In 1926, Lillian Alling, a European immigrant, set out on a journey home from New York. She had little money and no transportation, but plenty of determination. In the three years that followed, Alling walked all the way to Dawson City, Yukon, crossing the North American continent on foot. She walked across the Canadian landscape, weathering the baking sun and freezing winter, crossed the rugged Rocky Mountains and hiked the untested wilderness of British Columbia and the Yukon. Finally, on a make-shift raft, she sailed alone down the Yukon River from Dawson City all the way to the Bering Sea.
Lillian Alling is a legend. She has been the subject of novels, plays, epic poems, an opera and more tall tales than can be remembered. Her life has been subjected to speculation, fiction and exaggeration. But as legendary as she may be, the true story of Lillian Alling has never been told. "The Mystery Woman," as she came to be known, is as intriguing to us now as she was to those she met on her trek. Lillian''s name lives on in the folk tales of British Columbia, the Yukon and Alaska, but her life leading up to her journey and what waited for her at home in Eastern Europe still remains a shadowy mystery.

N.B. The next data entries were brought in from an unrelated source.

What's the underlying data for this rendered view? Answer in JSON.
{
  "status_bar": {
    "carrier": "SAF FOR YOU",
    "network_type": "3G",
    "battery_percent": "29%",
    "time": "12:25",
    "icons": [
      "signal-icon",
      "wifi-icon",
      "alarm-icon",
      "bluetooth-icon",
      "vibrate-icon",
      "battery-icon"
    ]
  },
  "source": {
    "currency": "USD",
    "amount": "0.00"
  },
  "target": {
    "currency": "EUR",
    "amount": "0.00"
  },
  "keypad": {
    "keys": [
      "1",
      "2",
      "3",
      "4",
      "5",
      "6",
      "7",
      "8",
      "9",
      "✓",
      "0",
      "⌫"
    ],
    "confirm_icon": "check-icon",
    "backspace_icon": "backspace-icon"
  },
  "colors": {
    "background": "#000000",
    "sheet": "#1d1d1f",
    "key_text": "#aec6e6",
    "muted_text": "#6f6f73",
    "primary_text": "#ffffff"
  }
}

''Lillian Alling: The Journey Home'' is a collection of personal documents, first-hand recollections, family tales and archival research that provide tantalizing new clues to Lillian''s story. Smith-Josephy places Lillian firmlyin the context of history and among the cast of unique and colourful characters she met along her journey.